 The defendant claims that the trial court erred in denying his motion to suppress evidence regarding a pair of red hightop sneakers seized from his jail cell, which was identified by Mr. Thomas as the sneakers worn by the robber who murdered Daniel Martin.   Mr. Thomas described the clothing of the gunman and specifically described the shoes the gunman was wearing as red hightop sneakers.   Based upon this description, the State attempted to ascertain whether the defendant, who had been arrested and was being detained in the Miami-Dade County Jail, was in possession of the shoes described by the witness.   A property room supervisor confirmed that the defendant had not received any footwear from any source after he was booked into the jail, and thereafter, a correctional officer checked the defendant's cell and observed a red pair of sneakers sitting under the defendant's bunk.   Based upon this information, the State obtained a search warrant, seized the sneakers, and introduced them at trial after they were positively identified by Mr. Thomas.

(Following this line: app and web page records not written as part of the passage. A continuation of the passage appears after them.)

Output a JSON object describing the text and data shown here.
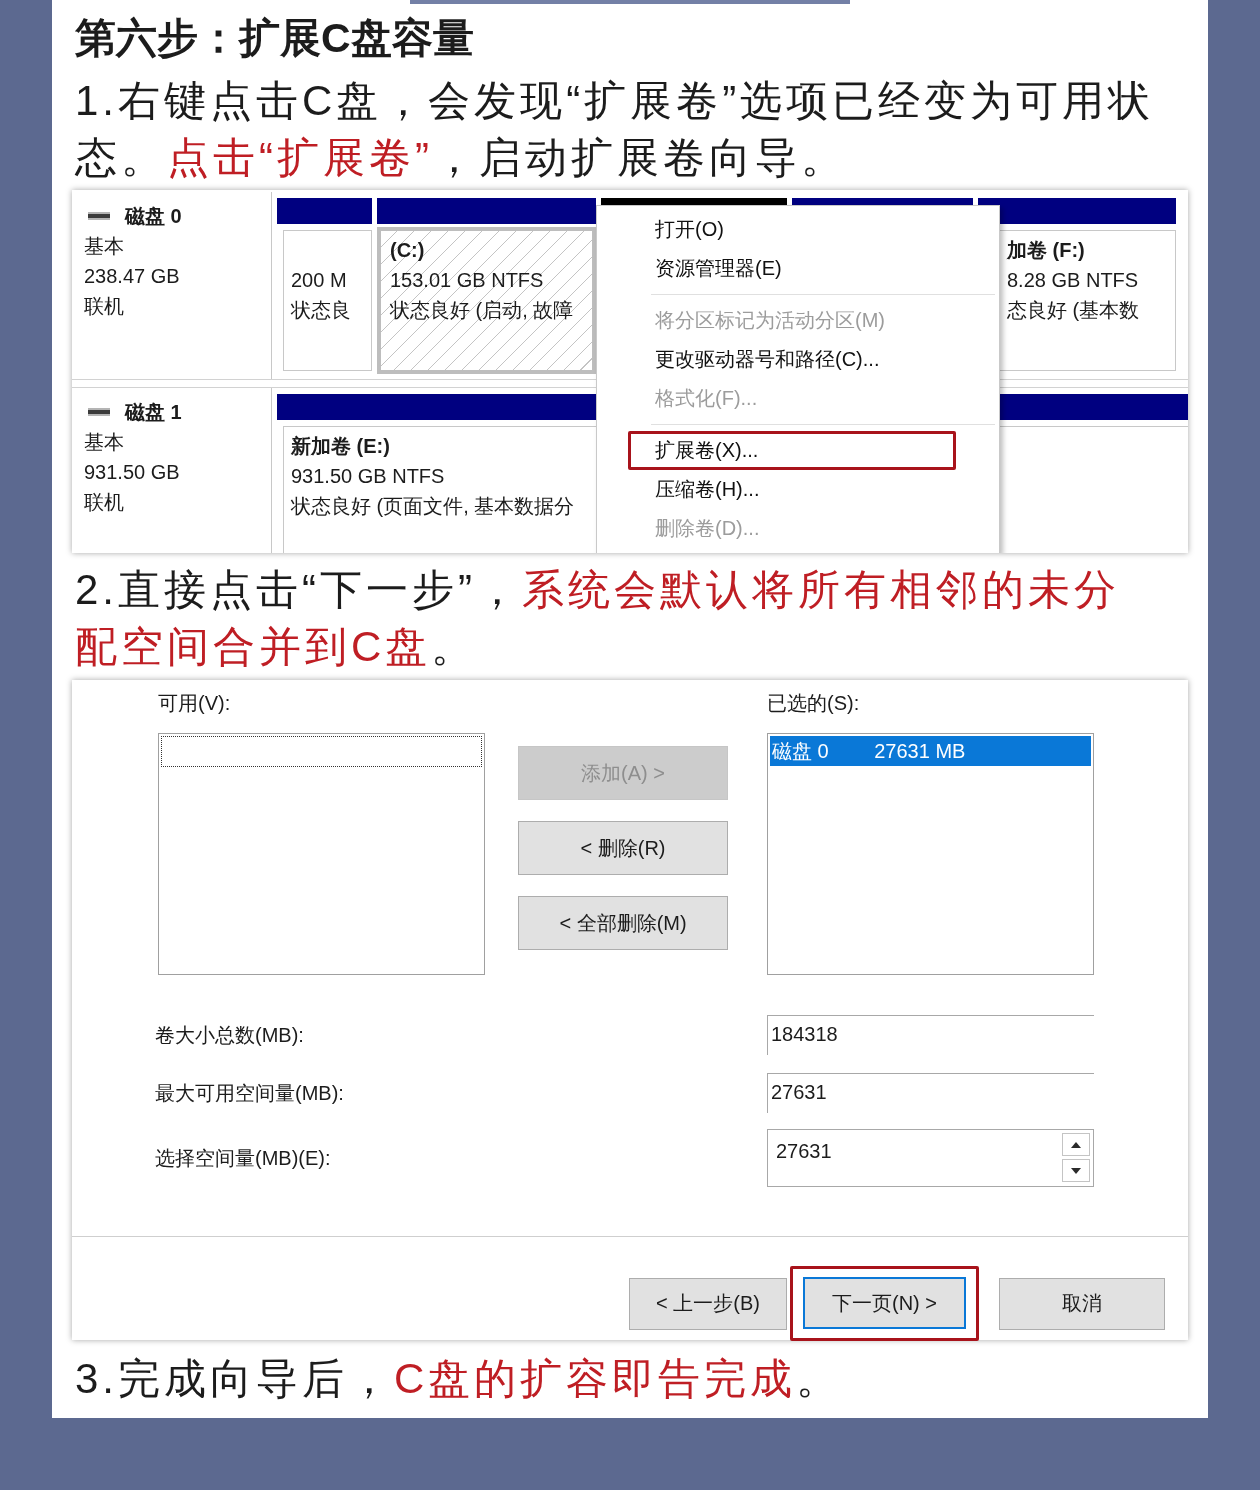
{
  "heading": "第六步：扩展C盘容量",
  "step_1": {
    "text": [
      {
        "text": "1.右键点击C盘，会发现“扩展卷”选项已经变为可用状态。",
        "highlight": false
      },
      {
        "text": "点击“扩展卷”",
        "highlight": true
      },
      {
        "text": "，启动扩展卷向导。",
        "highlight": false
      }
    ]
  },
  "disk_management": {
    "disks": [
      {
        "name": "磁盘 0",
        "type": "基本",
        "size": "238.47 GB",
        "status": "联机",
        "partitions": [
          {
            "kind": "volume",
            "color": "#000080",
            "selected": false,
            "capacity": "200 M",
            "state": "状态良"
          },
          {
            "kind": "volume",
            "color": "#000080",
            "selected": true,
            "title": "(C:)",
            "capacity": "153.01 GB NTFS",
            "state": "状态良好 (启动, 故障"
          },
          {
            "kind": "covered",
            "color": "#000000",
            "selected": false
          },
          {
            "kind": "covered",
            "color": "#000080",
            "selected": false
          },
          {
            "kind": "volume",
            "color": "#000080",
            "selected": false,
            "title": "加卷 (F:)",
            "capacity": "8.28 GB NTFS",
            "state": "态良好 (基本数"
          }
        ]
      },
      {
        "name": "磁盘 1",
        "type": "基本",
        "size": "931.50 GB",
        "status": "联机",
        "partitions": [
          {
            "kind": "volume",
            "color": "#000080",
            "selected": false,
            "title": "新加卷 (E:)",
            "capacity": "931.50 GB NTFS",
            "state": "状态良好 (页面文件, 基本数据分"
          }
        ]
      }
    ],
    "context_menu": {
      "items": [
        {
          "kind": "item",
          "label": "打开(O)",
          "disabled": false,
          "annotated": false
        },
        {
          "kind": "item",
          "label": "资源管理器(E)",
          "disabled": false,
          "annotated": false
        },
        {
          "kind": "separator"
        },
        {
          "kind": "item",
          "label": "将分区标记为活动分区(M)",
          "disabled": true,
          "annotated": false
        },
        {
          "kind": "item",
          "label": "更改驱动器号和路径(C)...",
          "disabled": false,
          "annotated": false
        },
        {
          "kind": "item",
          "label": "格式化(F)...",
          "disabled": true,
          "annotated": false
        },
        {
          "kind": "separator"
        },
        {
          "kind": "item",
          "label": "扩展卷(X)...",
          "disabled": false,
          "annotated": true
        },
        {
          "kind": "item",
          "label": "压缩卷(H)...",
          "disabled": false,
          "annotated": false
        },
        {
          "kind": "item",
          "label": "删除卷(D)...",
          "disabled": true,
          "annotated": false
        }
      ]
    }
  },
  "step_2": {
    "text": [
      {
        "text": "2.直接点击“下一步”，",
        "highlight": false
      },
      {
        "text": "系统会默认将所有相邻的未分配空间合并到C盘",
        "highlight": true
      },
      {
        "text": "。",
        "highlight": false
      }
    ]
  },
  "wizard_dialog": {
    "available": {
      "label": "可用(V):",
      "focused": true
    },
    "move_buttons": [
      {
        "label": "添加(A) >",
        "disabled": true
      },
      {
        "label": "< 删除(R)",
        "disabled": false
      },
      {
        "label": "< 全部删除(M)",
        "disabled": false
      }
    ],
    "selected": {
      "label": "已选的(S):",
      "items": [
        {
          "disk": "磁盘 0",
          "size": "27631 MB",
          "selected": true
        }
      ]
    },
    "fields": [
      {
        "kind": "readonly",
        "label": "卷大小总数(MB):",
        "value": "184318"
      },
      {
        "kind": "readonly",
        "label": "最大可用空间量(MB):",
        "value": "27631"
      },
      {
        "kind": "spin",
        "label": "选择空间量(MB)(E):",
        "value": "27631"
      }
    ],
    "buttons": [
      {
        "label": "< 上一步(B)",
        "default": false,
        "annotated": false
      },
      {
        "label": "下一页(N) >",
        "default": true,
        "annotated": true
      },
      {
        "label": "取消",
        "default": false,
        "annotated": false
      }
    ]
  },
  "step_3": {
    "text": [
      {
        "text": "3.完成向导后，",
        "highlight": false
      },
      {
        "text": "C盘的扩容即告完成",
        "highlight": true
      },
      {
        "text": "。",
        "highlight": false
      }
    ]
  }
}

 The defendant argues that the search of his cell by a correctional officer upon the request by the State, prior to obtaining a warrant, violated his right to privacy and his Fourth Amendment right against a warrantless search absent exigent circumstances.   We disagree.   A public jail cell does not share the same privacy as an individual's home, car, office, or motel room.   Lanza v. New York, 370 U.S. 139, 82 S.Ct. 1218, 8 L.Ed.2d 384 (1962);  State v. Smith, 641 So.2d 849 (Fla.1994).   This is especially true regarding an arrestee's clothing and the personal effects found on his/her person at the time of his/her arrest.  United States v. Chadwick, 433 U.S. 1, 14 n. 10, 97 S.Ct. 2476, 53 L.Ed.2d 538 (1977);  United States v. Edwards, 415 U.S. 800, 806, 94 S.Ct. 1234, 39 L.Ed.2d 771 (1974)(“When it became apparent that the articles of clothing were evidence of the crime for which Edwards was being held, the police were entitled to take, examine, and preserve them for use as evidence, just as they are normally permitted to seize evidence of crime when it is lawfully encountered.”);  United States v. Caruso, 358 F.2d 184 (2nd Cir.)(holding that, once the accused is lawfully arrested and in custody, the effects in his possession at the place of detention that were subject to search at the time and place of his arrest may be lawfully searched and seized without a warrant, even when a substantial period of time has elapsed between the arrest and processing and the seizure of the property, regardless of whether the property is found in the arrestee's cell or held under the arrestee's name in the property room), cert. denied, 385 U.S. 862, 87 S.Ct. 116, 17 L.Ed.2d 88 (1966);  State v. Mejia, 579 So.2d 766, 767 (Fla. 3d DCA 1991)(“Once the defendant is in custody, the items that were on his person at the time of his arrest may lawfully be searched and seized without a warrant․”).



1.   The shoes Mr. Thomas described the defendant as wearing when the defendant shot Daniel, were subsequently seized pursuant to the execution of a search warrant in the jail cell where the defendant was being held pre-trial.

2.   Miranda v. Arizona, 384 U.S. 436, 86 S.Ct. 1602, 16 L.Ed.2d 694 (1966).


Copied to clipboard